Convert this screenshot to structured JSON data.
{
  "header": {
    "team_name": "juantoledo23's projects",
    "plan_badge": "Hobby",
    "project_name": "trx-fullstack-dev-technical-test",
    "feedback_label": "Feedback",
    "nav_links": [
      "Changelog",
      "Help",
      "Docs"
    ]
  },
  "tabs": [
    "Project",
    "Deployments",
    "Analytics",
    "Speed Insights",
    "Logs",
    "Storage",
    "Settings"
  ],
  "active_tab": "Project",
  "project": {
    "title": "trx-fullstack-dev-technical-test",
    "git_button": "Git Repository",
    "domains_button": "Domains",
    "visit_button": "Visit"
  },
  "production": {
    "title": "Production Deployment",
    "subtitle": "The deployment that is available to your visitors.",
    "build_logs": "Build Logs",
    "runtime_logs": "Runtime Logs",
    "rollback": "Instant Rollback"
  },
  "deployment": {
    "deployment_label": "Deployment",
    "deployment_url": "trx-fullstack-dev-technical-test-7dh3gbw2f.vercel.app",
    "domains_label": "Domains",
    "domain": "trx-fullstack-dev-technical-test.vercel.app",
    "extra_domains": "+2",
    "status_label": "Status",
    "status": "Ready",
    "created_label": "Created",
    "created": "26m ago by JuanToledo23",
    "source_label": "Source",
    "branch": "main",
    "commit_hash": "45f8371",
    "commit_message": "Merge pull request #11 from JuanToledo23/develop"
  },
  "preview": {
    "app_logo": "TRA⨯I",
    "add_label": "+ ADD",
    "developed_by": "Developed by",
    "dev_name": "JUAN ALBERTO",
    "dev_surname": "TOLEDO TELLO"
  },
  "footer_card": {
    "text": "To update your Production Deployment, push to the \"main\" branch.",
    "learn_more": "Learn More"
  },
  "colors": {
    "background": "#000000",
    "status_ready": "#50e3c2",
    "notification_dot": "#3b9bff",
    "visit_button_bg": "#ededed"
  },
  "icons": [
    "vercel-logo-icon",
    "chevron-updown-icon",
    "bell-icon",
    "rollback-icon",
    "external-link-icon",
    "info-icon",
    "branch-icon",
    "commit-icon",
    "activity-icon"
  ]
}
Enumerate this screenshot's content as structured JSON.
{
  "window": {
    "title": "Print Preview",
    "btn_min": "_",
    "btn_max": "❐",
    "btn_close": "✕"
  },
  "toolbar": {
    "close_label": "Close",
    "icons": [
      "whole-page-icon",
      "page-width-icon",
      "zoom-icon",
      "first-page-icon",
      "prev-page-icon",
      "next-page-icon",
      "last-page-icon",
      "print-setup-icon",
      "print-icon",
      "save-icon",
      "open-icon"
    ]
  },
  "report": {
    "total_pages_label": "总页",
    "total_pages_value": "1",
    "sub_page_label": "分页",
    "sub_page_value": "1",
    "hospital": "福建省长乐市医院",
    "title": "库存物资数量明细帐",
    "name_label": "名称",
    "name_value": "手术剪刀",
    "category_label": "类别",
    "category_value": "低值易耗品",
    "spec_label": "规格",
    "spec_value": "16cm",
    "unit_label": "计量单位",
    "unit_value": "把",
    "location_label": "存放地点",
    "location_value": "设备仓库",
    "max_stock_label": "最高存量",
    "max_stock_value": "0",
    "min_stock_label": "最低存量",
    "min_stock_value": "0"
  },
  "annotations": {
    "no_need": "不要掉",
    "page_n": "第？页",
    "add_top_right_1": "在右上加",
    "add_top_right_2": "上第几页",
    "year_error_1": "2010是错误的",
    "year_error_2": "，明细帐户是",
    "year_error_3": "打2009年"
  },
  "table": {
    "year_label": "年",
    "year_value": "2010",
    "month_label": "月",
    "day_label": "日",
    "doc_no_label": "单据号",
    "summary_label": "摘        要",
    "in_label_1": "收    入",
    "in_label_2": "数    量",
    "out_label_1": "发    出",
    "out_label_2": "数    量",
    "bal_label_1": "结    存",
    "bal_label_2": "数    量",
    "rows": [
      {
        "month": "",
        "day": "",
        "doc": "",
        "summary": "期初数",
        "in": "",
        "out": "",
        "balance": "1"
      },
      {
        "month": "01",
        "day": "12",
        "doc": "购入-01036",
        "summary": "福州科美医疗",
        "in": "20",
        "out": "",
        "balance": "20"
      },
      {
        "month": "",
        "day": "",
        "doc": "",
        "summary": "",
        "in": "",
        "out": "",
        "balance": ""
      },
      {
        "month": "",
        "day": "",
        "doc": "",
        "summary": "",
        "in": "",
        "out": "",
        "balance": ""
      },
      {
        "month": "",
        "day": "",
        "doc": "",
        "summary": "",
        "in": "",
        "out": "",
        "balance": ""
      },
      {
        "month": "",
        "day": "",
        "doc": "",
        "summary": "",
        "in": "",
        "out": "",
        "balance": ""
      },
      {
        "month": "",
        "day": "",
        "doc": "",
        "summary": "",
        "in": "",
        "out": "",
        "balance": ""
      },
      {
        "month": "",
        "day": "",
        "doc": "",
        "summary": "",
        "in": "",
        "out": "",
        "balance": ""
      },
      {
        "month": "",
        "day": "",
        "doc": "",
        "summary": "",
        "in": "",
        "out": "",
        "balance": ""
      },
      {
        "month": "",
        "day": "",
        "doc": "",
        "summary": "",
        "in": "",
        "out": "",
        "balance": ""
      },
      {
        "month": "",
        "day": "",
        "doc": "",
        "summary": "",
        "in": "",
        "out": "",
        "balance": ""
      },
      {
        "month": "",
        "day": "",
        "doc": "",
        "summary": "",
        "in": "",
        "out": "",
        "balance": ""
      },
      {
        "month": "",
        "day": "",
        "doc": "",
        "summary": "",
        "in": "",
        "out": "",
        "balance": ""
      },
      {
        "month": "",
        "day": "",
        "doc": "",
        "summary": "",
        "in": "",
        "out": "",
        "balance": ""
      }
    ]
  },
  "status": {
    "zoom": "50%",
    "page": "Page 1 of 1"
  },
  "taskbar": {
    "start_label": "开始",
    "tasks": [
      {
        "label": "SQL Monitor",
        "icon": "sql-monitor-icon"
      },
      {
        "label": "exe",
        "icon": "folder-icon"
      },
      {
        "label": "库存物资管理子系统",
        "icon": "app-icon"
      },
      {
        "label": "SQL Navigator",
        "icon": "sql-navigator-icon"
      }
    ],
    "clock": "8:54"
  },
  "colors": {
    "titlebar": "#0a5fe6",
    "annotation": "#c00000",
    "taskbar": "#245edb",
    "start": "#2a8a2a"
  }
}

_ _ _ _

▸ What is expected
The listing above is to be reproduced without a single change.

▸ Worked solution
Convert this screenshot to structured JSON data.
{
  "header": {
    "team_name": "juantoledo23's projects",
    "plan_badge": "Hobby",
    "project_name": "trx-fullstack-dev-technical-test",
    "feedback_label": "Feedback",
    "nav_links": [
      "Changelog",
      "Help",
      "Docs"
    ]
  },
  "tabs": [
    "Project",
    "Deployments",
    "Analytics",
    "Speed Insights",
    "Logs",
    "Storage",
    "Settings"
  ],
  "active_tab": "Project",
  "project": {
    "title": "trx-fullstack-dev-technical-test",
    "git_button": "Git Repository",
    "domains_button": "Domains",
    "visit_button": "Visit"
  },
  "production": {
    "title": "Production Deployment",
    "subtitle": "The deployment that is available to your visitors.",
    "build_logs": "Build Logs",
    "runtime_logs": "Runtime Logs",
    "rollback": "Instant Rollback"
  },
  "deployment": {
    "deployment_label": "Deployment",
    "deployment_url": "trx-fullstack-dev-technical-test-7dh3gbw2f.vercel.app",
    "domains_label": "Domains",
    "domain": "trx-fullstack-dev-technical-test.vercel.app",
    "extra_domains": "+2",
    "status_label": "Status",
    "status": "Ready",
    "created_label": "Created",
    "created": "26m ago by JuanToledo23",
    "source_label": "Source",
    "branch": "main",
    "commit_hash": "45f8371",
    "commit_message": "Merge pull request #11 from JuanToledo23/develop"
  },
  "preview": {
    "app_logo": "TRA⨯I",
    "add_label": "+ ADD",
    "developed_by": "Developed by",
    "dev_name": "JUAN ALBERTO",
    "dev_surname": "TOLEDO TELLO"
  },
  "footer_card": {
    "text": "To update your Production Deployment, push to the \"main\" branch.",
    "learn_more": "Learn More"
  },
  "colors": {
    "background": "#000000",
    "status_ready": "#50e3c2",
    "notification_dot": "#3b9bff",
    "visit_button_bg": "#ededed"
  },
  "icons": [
    "vercel-logo-icon",
    "chevron-updown-icon",
    "bell-icon",
    "rollback-icon",
    "external-link-icon",
    "info-icon",
    "branch-icon",
    "commit-icon",
    "activity-icon"
  ]
}
Enumerate this screenshot's content as structured JSON.
{
  "window": {
    "title": "Print Preview",
    "btn_min": "_",
    "btn_max": "❐",
    "btn_close": "✕"
  },
  "toolbar": {
    "close_label": "Close",
    "icons": [
      "whole-page-icon",
      "page-width-icon",
      "zoom-icon",
      "first-page-icon",
      "prev-page-icon",
      "next-page-icon",
      "last-page-icon",
      "print-setup-icon",
      "print-icon",
      "save-icon",
      "open-icon"
    ]
  },
  "report": {
    "total_pages_label": "总页",
    "total_pages_value": "1",
    "sub_page_label": "分页",
    "sub_page_value": "1",
    "hospital": "福建省长乐市医院",
    "title": "库存物资数量明细帐",
    "name_label": "名称",
    "name_value": "手术剪刀",
    "category_label": "类别",
    "category_value": "低值易耗品",
    "spec_label": "规格",
    "spec_value": "16cm",
    "unit_label": "计量单位",
    "unit_value": "把",
    "location_label": "存放地点",
    "location_value": "设备仓库",
    "max_stock_label": "最高存量",
    "max_stock_value": "0",
    "min_stock_label": "最低存量",
    "min_stock_value": "0"
  },
  "annotations": {
    "no_need": "不要掉",
    "page_n": "第？页",
    "add_top_right_1": "在右上加",
    "add_top_right_2": "上第几页",
    "year_error_1": "2010是错误的",
    "year_error_2": "，明细帐户是",
    "year_error_3": "打2009年"
  },
  "table": {
    "year_label": "年",
    "year_value": "2010",
    "month_label": "月",
    "day_label": "日",
    "doc_no_label": "单据号",
    "summary_label": "摘        要",
    "in_label_1": "收    入",
    "in_label_2": "数    量",
    "out_label_1": "发    出",
    "out_label_2": "数    量",
    "bal_label_1": "结    存",
    "bal_label_2": "数    量",
    "rows": [
      {
        "month": "",
        "day": "",
        "doc": "",
        "summary": "期初数",
        "in": "",
        "out": "",
        "balance": "1"
      },
      {
        "month": "01",
        "day": "12",
        "doc": "购入-01036",
        "summary": "福州科美医疗",
        "in": "20",
        "out": "",
        "balance": "20"
      },
      {
        "month": "",
        "day": "",
        "doc": "",
        "summary": "",
        "in": "",
        "out": "",
        "balance": ""
      },
      {
        "month": "",
        "day": "",
        "doc": "",
        "summary": "",
        "in": "",
        "out": "",
        "balance": ""
      },
      {
        "month": "",
        "day": "",
        "doc": "",
        "summary": "",
        "in": "",
        "out": "",
        "balance": ""
      },
      {
        "month": "",
        "day": "",
        "doc": "",
        "summary": "",
        "in": "",
        "out": "",
        "balance": ""
      },
      {
        "month": "",
        "day": "",
        "doc": "",
        "summary": "",
        "in": "",
        "out": "",
        "balance": ""
      },
      {
        "month": "",
        "day": "",
        "doc": "",
        "summary": "",
        "in": "",
        "out": "",
        "balance": ""
      },
      {
        "month": "",
        "day": "",
        "doc": "",
        "summary": "",
        "in": "",
        "out": "",
        "balance": ""
      },
      {
        "month": "",
        "day": "",
        "doc": "",
        "summary": "",
        "in": "",
        "out": "",
        "balance": ""
      },
      {
        "month": "",
        "day": "",
        "doc": "",
        "summary": "",
        "in": "",
        "out": "",
        "balance": ""
      },
      {
        "month": "",
        "day": "",
        "doc": "",
        "summary": "",
        "in": "",
        "out": "",
        "balance": ""
      },
      {
        "month": "",
        "day": "",
        "doc": "",
        "summary": "",
        "in": "",
        "out": "",
        "balance": ""
      },
      {
        "month": "",
        "day": "",
        "doc": "",
        "summary": "",
        "in": "",
        "out": "",
        "balance": ""
      }
    ]
  },
  "status": {
    "zoom": "50%",
    "page": "Page 1 of 1"
  },
  "taskbar": {
    "start_label": "开始",
    "tasks": [
      {
        "label": "SQL Monitor",
        "icon": "sql-monitor-icon"
      },
      {
        "label": "exe",
        "icon": "folder-icon"
      },
      {
        "label": "库存物资管理子系统",
        "icon": "app-icon"
      },
      {
        "label": "SQL Navigator",
        "icon": "sql-navigator-icon"
      }
    ],
    "clock": "8:54"
  },
  "colors": {
    "titlebar": "#0a5fe6",
    "annotation": "#c00000",
    "taskbar": "#245edb",
    "start": "#2a8a2a"
  }
}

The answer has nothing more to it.